To use the configuration provided here, check out this repository (or otherwise download a copy of this directory), fill in the constants at the top of with the relevant information about your Kubernetes clusters, optionally make any desired modifications to cockroachdb-statefulset-secure.yaml as explained in our Kubernetes performance tuning guide, then finally run

You should see a lot of output as it does its thing, hopefully ending after printing out job "cluster-init-secure" created. This implies that everything was created successfully, and you should soon see the CockroachDB cluster initialized with 3 pods in the "READY" state in each Kubernetes cluster. At this point you can manage the StatefulSet in each cluster independently if you so desire, scaling up the number of replicas, changing their resource requests, or making other modifications as you please.

If anything goes wrong along the way, please let us know via any of the normal troubleshooting channels. While we believe this creates a highly available, maintainable multi-region deployment, it is still pushing the boundaries of how Kubernetes is typically used, so feedback and issue reports are very appreciated.


Pod-to-pod connectivity

The deployment outlined in this directory relies on pod IP addresses being routable even across Kubernetes clusters and regions. This achieves optimal performance, particularly when compared to alternative solutions that route all packets between clusters through load balancers, but means that it won't work in certain environments.

This requirement is satisfied by clusters deployed in cloud environments such as Google Kubernetes Engine, and can also be satisfied by on-prem environments depending on the Kubernetes networking setup used. If you want to test whether your cluster will work, you can run this basic network test:

$ kubectl run network-test --image=alpine --restart=Never -- sleep 999999
pod "network-test" created
$ kubectl describe pod network-test | grep IP
$ kubectl config use-context YOUR-OTHER-CLUSTERS-CONTEXT-HERE
$ kubectl run -it network-test --image=alpine --restart=Never -- ping THAT-PODS-IP-ADDRESS
If you don't see a command prompt, try pressing enter.
64 bytes from seq=1 ttl=62 time=0.570 ms
64 bytes from seq=2 ttl=62 time=0.449 ms
64 bytes from seq=3 ttl=62 time=0.635 ms
64 bytes from seq=4 ttl=62 time=0.722 ms
64 bytes from seq=5 ttl=62 time=0.504 ms

If the pods can directly connect, you should see successful ping output like the above. If they can't, you won't see any successful ping responses. Make sure to delete the network-test pod in each cluster when you're done!

Exposing DNS servers to the Internet

As currently configured, the way that the DNS servers from each Kubernetes cluster are hooked together is by exposing them via a load balanced IP address that's visible to the public Internet. This is because Google Cloud Platform's Internal Load Balancers do not currently support clients in one region using a load balancer in another region.

None of the services in your Kubernetes cluster will be made accessible, but their names could leak out to a motivated attacker.

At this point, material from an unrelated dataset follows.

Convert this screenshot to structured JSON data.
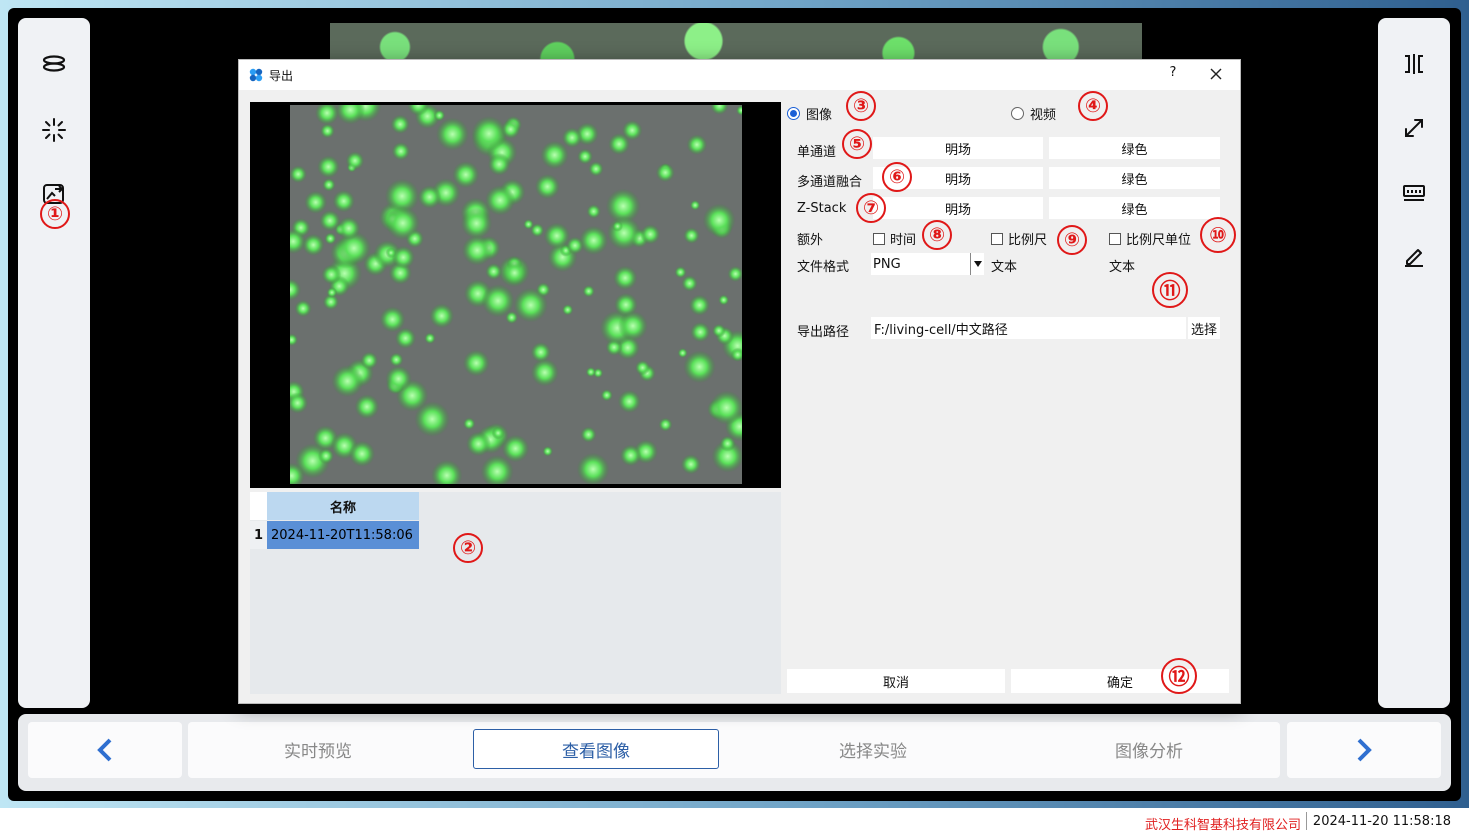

If this is unacceptable, please let us know and we can demonstrate other options. Your voice could also help convince Google to allow clients from one region to use an Internal Load Balancer in another, eliminating the problem.

Cleaning up

To remove all the resources created in your clusters by, copy the parameters you provided at the top of to the top of and run

More information

For more information on running CockroachDB in Kubernetes, please see the README in the parent directory.